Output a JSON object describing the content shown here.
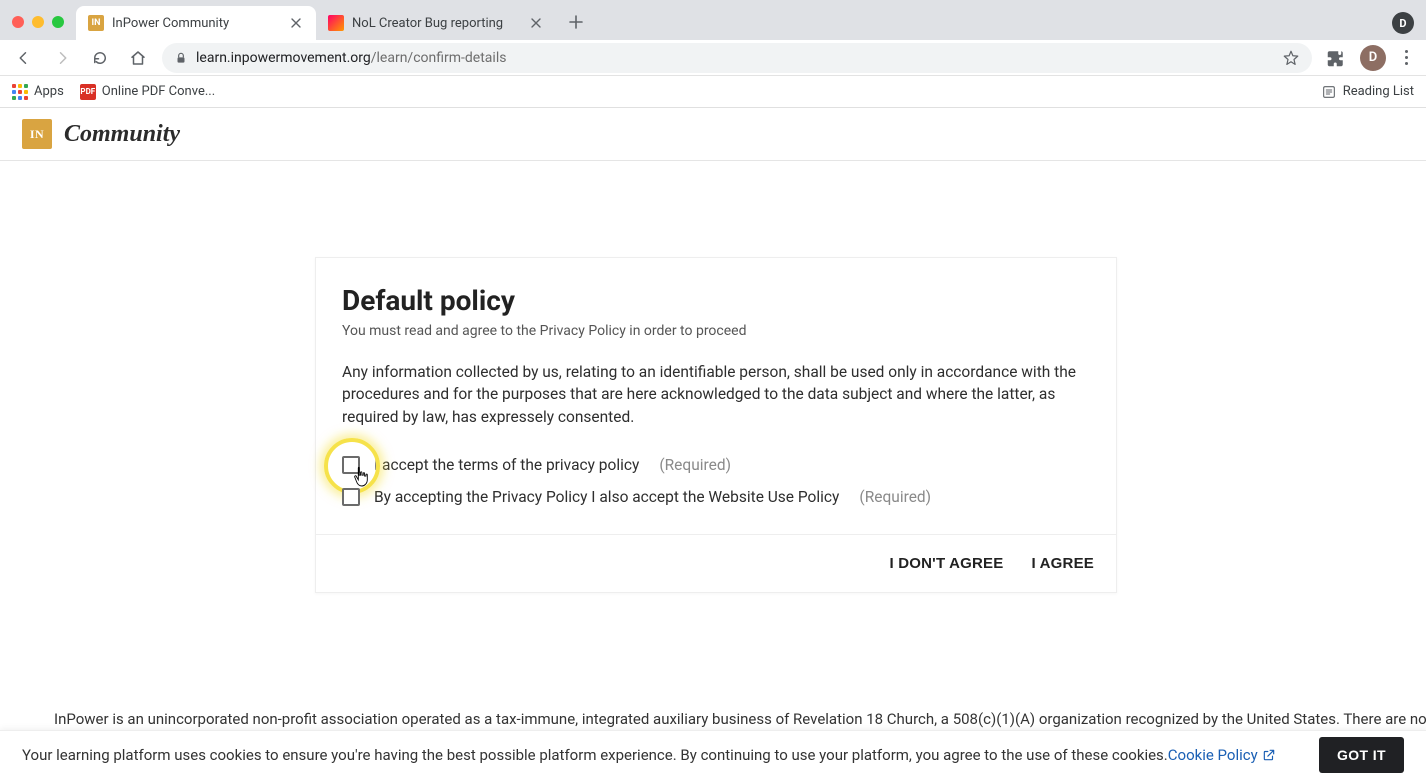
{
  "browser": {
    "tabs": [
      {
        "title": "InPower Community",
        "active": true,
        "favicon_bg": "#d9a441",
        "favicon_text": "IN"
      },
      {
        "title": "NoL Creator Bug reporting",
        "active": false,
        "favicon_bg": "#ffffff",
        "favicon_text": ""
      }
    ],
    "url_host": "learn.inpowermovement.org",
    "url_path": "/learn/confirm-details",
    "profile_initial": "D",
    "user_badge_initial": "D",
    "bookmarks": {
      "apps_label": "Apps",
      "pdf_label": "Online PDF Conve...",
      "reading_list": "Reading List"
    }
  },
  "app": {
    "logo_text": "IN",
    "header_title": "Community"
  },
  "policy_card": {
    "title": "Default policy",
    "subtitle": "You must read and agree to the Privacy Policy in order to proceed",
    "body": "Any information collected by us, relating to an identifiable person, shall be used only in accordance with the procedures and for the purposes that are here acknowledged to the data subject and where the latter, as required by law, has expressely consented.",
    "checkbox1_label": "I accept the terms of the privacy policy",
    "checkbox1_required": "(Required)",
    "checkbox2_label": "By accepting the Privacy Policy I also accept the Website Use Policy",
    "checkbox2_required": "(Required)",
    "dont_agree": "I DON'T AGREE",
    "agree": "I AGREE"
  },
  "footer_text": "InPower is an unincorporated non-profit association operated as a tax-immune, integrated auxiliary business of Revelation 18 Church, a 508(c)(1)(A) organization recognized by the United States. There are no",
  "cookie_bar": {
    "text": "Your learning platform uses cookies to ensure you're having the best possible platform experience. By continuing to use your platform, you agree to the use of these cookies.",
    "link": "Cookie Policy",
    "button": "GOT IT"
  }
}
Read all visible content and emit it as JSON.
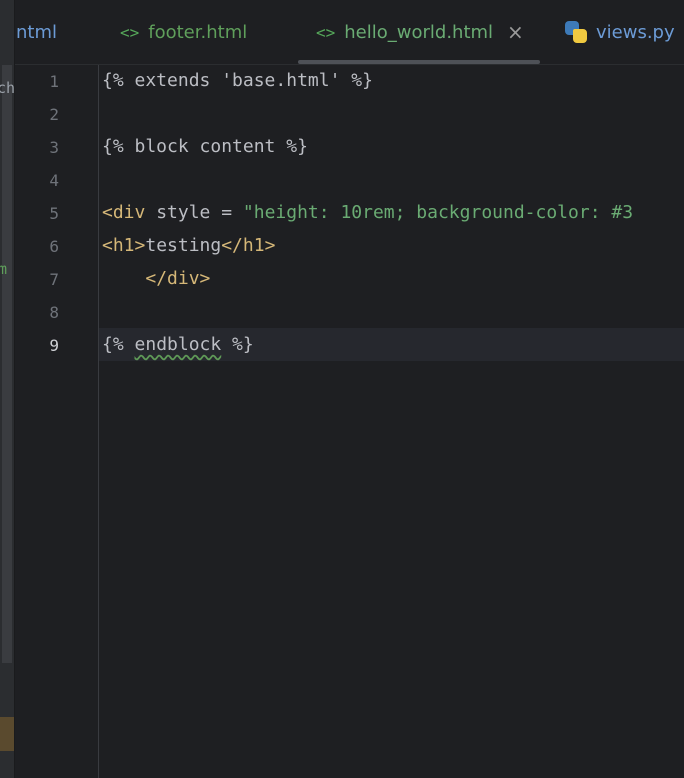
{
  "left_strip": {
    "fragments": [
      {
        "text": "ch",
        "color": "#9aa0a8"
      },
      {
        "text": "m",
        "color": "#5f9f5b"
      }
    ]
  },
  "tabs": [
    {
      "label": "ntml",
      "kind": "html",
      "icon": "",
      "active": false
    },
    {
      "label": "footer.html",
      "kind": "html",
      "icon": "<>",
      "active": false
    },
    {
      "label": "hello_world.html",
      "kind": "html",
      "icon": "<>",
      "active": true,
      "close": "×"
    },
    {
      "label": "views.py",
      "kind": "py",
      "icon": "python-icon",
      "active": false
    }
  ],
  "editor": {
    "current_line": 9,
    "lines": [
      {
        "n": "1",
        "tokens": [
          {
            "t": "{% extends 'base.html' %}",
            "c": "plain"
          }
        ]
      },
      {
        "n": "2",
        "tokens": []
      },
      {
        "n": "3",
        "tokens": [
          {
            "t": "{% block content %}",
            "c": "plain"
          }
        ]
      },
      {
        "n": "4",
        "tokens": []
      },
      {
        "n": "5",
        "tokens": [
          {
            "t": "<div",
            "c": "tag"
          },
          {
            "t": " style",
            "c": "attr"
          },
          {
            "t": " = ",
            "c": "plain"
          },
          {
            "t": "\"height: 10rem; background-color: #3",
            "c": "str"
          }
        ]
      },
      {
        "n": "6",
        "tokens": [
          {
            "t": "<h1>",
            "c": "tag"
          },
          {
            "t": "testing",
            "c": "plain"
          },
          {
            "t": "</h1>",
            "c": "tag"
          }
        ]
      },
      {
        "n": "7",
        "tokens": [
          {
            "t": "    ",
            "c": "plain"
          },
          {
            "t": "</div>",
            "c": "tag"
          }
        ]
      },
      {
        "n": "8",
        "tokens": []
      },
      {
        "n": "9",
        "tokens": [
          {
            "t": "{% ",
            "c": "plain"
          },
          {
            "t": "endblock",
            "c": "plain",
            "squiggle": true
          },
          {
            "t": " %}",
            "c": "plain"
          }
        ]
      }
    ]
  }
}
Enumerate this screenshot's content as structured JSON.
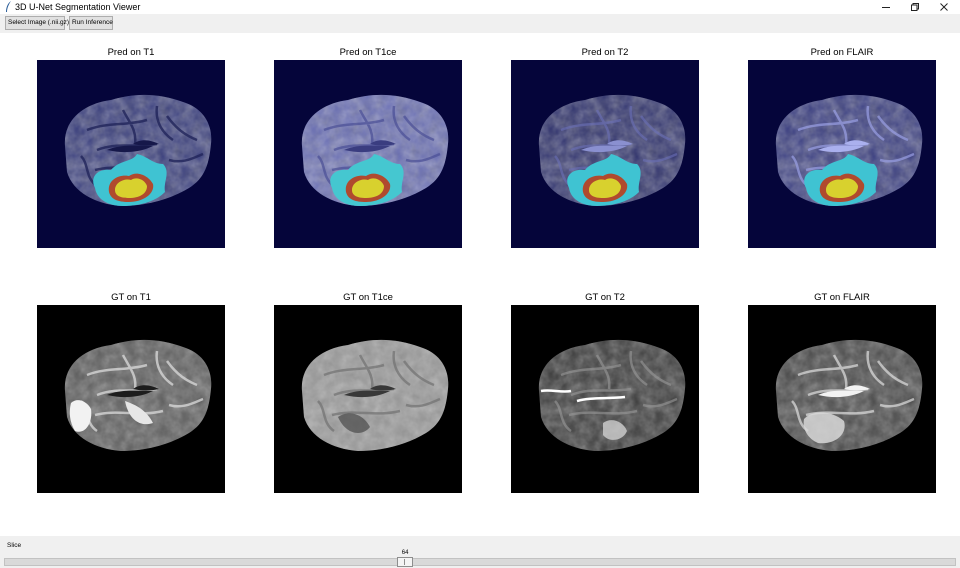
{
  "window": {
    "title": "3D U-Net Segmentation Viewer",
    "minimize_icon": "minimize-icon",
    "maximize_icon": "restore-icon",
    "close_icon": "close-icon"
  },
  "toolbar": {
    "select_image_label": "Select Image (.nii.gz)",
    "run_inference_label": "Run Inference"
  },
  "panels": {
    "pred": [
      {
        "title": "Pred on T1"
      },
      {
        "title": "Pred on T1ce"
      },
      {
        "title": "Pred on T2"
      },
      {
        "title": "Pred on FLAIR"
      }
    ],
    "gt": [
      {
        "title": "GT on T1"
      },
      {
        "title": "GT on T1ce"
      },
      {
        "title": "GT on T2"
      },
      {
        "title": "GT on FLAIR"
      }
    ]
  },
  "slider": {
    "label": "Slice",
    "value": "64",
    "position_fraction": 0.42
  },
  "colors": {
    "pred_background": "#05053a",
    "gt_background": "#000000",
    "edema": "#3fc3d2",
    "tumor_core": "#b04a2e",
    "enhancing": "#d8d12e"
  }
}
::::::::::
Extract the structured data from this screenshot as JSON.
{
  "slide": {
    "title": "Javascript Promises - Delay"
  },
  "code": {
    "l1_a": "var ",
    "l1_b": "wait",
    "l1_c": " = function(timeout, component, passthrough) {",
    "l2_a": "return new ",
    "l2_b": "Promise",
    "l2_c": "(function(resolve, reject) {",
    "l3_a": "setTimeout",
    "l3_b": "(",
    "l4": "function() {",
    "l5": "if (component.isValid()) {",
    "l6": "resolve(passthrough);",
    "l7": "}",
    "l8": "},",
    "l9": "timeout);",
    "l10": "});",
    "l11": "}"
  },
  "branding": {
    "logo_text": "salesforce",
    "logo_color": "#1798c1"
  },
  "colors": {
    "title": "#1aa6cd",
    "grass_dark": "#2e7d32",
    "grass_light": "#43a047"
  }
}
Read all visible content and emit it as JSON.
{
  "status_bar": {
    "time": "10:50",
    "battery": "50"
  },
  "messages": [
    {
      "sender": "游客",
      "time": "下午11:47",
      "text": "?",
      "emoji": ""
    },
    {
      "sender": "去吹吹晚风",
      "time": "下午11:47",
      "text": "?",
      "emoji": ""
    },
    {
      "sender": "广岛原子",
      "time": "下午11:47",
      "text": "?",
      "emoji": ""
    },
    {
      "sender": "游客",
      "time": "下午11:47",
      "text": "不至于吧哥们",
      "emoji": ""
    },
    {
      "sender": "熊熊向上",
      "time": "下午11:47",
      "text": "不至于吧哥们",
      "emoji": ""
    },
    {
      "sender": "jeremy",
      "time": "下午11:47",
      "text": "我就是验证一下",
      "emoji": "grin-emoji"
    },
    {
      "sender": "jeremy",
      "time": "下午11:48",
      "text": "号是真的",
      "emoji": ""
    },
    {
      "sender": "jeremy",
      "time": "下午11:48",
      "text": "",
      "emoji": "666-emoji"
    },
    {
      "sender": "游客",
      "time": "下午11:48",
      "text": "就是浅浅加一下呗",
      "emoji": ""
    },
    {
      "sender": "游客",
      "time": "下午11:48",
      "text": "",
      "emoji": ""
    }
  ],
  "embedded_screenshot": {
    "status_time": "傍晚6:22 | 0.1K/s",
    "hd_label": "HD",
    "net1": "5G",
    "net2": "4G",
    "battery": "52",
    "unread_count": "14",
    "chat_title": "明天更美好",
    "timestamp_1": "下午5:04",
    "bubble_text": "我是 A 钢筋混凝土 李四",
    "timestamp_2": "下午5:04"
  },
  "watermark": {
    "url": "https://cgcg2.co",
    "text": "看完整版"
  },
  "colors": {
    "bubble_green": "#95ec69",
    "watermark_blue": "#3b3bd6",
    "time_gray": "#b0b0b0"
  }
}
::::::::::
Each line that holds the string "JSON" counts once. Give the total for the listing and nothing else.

5